Arthur Gunter, a seemingly obscure blues singer will never be forgotten because he holds a unique place in American pop history. His first recording, 'Baby Let's Play House' in 1954 for Excello Records of Nashville became one of the first recordings by Elvis Presley. This is the first time both sides of his Excello singles have been collected together in chronological order and the quality of these sessions are all exciting and typical of the kind of blues popular in the south.
Listen to the sounds of Arthur Gunter and wonder at the impression it must have had on the young Elvis Presley - stunning by all accounts. This collection is a must for blues and R&B fans.
An excellent budget compilation of the wonderful Bethlehem Records label - what a roster of artists they had. Very good sound too. The Bethlehem label focused on jazz releases, and this set collects some great examples of jazz–vocally and instrumentally–between the years 1958-62. One look at the artists on this 60 track 2 CD set shows how many fine artists released music on the label. Like other collections from One Day Music, there's no booklet, only a short paragraph about the label and a few of the featured artists. The digitally remastered sound is good overall within the limits of recording styles of the era.
The undeniable strength and conviction present in Miles Davis' performance on Walkin', underscores the urgency and passion with which he would rightfully reclaim his status as a primary architect of bop. Davis is supported by his all-stars, consisting of his primary rhythm unit: Horace Silver (piano), Percy Heath (bass), and Kenny Clarke (drums). The sextet featured on the title track, as well as "Blue 'n' Boogie," adds the talents of J.J. Johnson (trombone) and Lucky Thompson (tenor sax). Davis' quintet includes the primary trio and Dave Schildkraut (alto sax). Perhaps not an instantly recognizable name, Schildkraut nonetheless made some notable contributions to Stan Kenton's Kenton Showcase EPs, concurrent with his work with Miles.

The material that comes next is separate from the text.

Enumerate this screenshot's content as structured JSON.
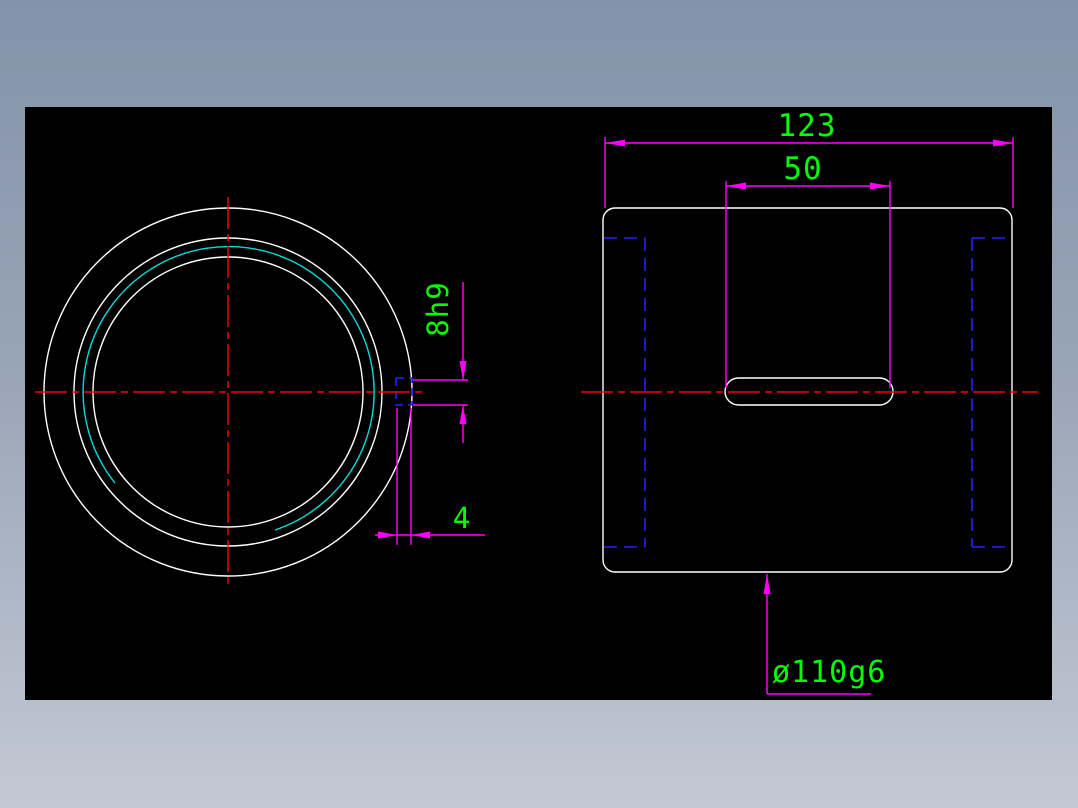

"The First Lady of Song," Ella Fitzgerald was arguably the finest female jazz singer of all time (although some may vote for Sarah Vaughan or Billie Holiday). Blessed with a beautiful voice and a wide range, Fitzgerald could outswing anyone, was a brilliant scat singer, and had near-perfect elocution; one could always understand the words she sang…
The original Chico Hamilton Quintet was one of the last significant West Coast jazz bands of the cool era. Consisting of Buddy Collette on reeds (flute, clarinet, alto, and tenor), guitarist Jim Hall, bassist Carson Smith, and the drummer/leader, the most distinctive element in the group's identity was cellist Fred Katz. The band could play quite softly, blending together elements of bop and classical music into their popular sound and occupying their own niche. This six-CD, limited-edition box set from 1997 starts off with a Hamilton drum solo from a 1954 performance with the Gerry Mulligan Quartet; it contains three full albums and many previously unreleased numbers) by the original Chico Hamilton band and also has quite a few titles from the second Hamilton group (which has Paul Horn and John Pisano in the places of Collette and Hall).
Yet Miles's transitional albums are usually more polished, developed, and engaging than a lot of other artists' definitive albums, and such is the case with WALKIN'. Whether on originals ("Solar") or standards ("Love Me or Leave Me"), the sessions boast impeccable playing and superb interplay between the musicians, who number among the best of the era. Pianist Horace Silver, drummer Kenny Clarke, and trombonist J.J. Johnson are among the personnel, and one can hear the beginnings of the synergy Miles was searching for and would find with his quintet (especially in the dynamics between his trumpet and Lucky Thompson's sax, which foreshadows his chemistry with John Coltrane).
This album has an excellent performance by the Duke Ellington Orchestra at a time when its commercial fortunes were near the bottom. The struggles however are not reflected in the music, which is full of enthusiasm and creative invention with trumpeter Clark Terry, tenorman Paul Gonsalves and trombonist Britt Woodman (on "Theme for Trambean") standing out among the many stars during a well-paced program.